OKLAHOMA CITY (KFOR) – If you have filled up your gas tank recently, you may have been surprised when you saw the cost at the pump. Prices are higher than we have seen in a year, and it is leaving many wondering why.
Some speculation that has been floating around regarding the higher gasoline prices is the Biden administration’s cancelation of the Keystone XL Pipeline.
“So as the cost of producing oil from drilling or moving it through pipes or refining it, all of that is going to increase the cost, and that will probably drive up costs for consumers,” said Brook Simmons, president of Petroleum Alliance of Oklahoma.
However, the former president of an oil and gas exploration and production company, Steve Agee, disagreed with that claim.
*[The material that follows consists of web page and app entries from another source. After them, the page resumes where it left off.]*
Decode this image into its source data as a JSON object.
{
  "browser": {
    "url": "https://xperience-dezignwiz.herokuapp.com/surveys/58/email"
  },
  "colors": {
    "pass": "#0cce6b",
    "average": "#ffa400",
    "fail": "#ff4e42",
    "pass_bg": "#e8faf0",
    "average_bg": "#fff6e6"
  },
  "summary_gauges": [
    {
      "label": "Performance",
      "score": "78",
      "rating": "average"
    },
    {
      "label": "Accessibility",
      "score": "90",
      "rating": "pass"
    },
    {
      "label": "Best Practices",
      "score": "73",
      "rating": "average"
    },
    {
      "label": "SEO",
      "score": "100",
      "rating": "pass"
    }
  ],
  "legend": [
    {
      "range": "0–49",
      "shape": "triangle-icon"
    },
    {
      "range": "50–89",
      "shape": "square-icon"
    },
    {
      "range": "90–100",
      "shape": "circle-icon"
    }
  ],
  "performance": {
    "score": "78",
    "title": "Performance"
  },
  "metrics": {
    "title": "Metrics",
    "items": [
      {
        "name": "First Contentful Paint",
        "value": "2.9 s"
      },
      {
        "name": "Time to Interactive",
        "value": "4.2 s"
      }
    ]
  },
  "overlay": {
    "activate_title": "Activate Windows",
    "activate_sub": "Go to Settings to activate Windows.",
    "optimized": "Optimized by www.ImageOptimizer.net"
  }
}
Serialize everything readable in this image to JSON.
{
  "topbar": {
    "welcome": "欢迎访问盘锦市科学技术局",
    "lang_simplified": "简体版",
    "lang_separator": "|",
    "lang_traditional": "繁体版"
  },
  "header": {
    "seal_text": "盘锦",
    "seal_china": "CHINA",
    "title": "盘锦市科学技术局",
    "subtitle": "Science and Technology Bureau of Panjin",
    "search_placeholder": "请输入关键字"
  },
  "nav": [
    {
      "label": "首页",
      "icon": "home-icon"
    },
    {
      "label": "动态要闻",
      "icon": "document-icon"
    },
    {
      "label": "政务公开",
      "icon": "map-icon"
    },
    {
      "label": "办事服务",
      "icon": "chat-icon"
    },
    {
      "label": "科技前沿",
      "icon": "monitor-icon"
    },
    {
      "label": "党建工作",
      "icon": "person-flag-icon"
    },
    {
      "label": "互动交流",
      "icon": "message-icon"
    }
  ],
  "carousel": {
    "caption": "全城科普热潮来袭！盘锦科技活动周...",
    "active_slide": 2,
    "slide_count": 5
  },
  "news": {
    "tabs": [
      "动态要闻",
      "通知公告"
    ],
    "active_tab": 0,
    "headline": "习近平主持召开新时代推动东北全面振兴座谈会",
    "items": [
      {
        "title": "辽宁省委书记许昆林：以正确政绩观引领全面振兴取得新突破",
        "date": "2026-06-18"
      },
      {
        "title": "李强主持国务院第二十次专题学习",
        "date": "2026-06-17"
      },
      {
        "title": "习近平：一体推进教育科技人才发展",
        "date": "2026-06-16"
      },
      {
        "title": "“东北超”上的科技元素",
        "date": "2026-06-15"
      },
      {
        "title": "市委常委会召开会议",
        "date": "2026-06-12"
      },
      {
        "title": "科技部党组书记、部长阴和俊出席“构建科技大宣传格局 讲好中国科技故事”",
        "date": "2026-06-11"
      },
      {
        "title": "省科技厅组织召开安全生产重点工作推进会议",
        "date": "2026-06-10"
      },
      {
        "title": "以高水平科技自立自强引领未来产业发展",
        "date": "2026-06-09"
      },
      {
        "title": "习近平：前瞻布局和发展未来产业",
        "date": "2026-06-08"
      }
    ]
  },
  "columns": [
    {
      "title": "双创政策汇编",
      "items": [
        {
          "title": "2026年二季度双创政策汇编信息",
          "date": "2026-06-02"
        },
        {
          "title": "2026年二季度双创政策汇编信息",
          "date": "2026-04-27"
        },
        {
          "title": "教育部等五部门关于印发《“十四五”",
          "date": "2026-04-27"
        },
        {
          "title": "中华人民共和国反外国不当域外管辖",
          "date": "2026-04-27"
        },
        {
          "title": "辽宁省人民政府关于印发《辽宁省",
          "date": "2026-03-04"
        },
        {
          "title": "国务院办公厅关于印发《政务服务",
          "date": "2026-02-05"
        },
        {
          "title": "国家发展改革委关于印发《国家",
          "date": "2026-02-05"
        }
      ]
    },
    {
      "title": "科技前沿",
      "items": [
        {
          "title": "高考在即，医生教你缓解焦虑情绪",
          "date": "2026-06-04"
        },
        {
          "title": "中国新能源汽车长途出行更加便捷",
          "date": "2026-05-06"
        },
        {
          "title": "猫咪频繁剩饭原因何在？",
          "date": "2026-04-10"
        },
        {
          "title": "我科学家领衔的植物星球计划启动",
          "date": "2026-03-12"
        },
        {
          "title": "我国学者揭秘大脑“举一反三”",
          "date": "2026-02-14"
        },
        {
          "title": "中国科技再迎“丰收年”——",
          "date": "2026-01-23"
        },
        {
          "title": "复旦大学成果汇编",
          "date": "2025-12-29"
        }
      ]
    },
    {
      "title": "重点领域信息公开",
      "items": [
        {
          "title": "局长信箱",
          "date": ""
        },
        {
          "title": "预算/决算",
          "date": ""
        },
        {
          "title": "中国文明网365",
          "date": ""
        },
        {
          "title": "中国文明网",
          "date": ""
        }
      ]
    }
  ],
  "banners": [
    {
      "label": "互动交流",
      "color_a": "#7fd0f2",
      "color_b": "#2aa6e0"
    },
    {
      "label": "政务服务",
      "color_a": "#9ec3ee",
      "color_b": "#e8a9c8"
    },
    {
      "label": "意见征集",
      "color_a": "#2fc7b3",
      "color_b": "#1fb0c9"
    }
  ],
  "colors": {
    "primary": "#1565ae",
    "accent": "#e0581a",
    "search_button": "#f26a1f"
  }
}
“I don’t think that the Biden decision to delay the Keystone XL portion of the pipeline has any impact on what we’re seeing right now,” said Agee. “Now, that’s not to say that it might not impact things in the future.”
Both experts agree that the winter weather played a part in driving up the price, but ultimately it was the market rebalancing.
“We’re starting to see a rebalancing, where the supply is coming down, demand is increasing,” said Simmons.
As more people begin to return to normal, as in commuting to work and traveling for vacation, the market balances out and the prices go up.
“However, as we move toward the summer, May, June, July, that’s when the driving season really picks up,” said Agee. “And if we start to see the incidence of covid ramping down, as people get their shots and we’re careful with what we do, if we start to see a pickup in driving, which we normally do in the summertime, then the demand for gasoline and diesel’s going to go back up. So that’ll put upward pressure on prices.”
Agee and Simmons said time will tell just how high the gasoline prices will go, but to remind residents that this process is normal for the oil and gas industry.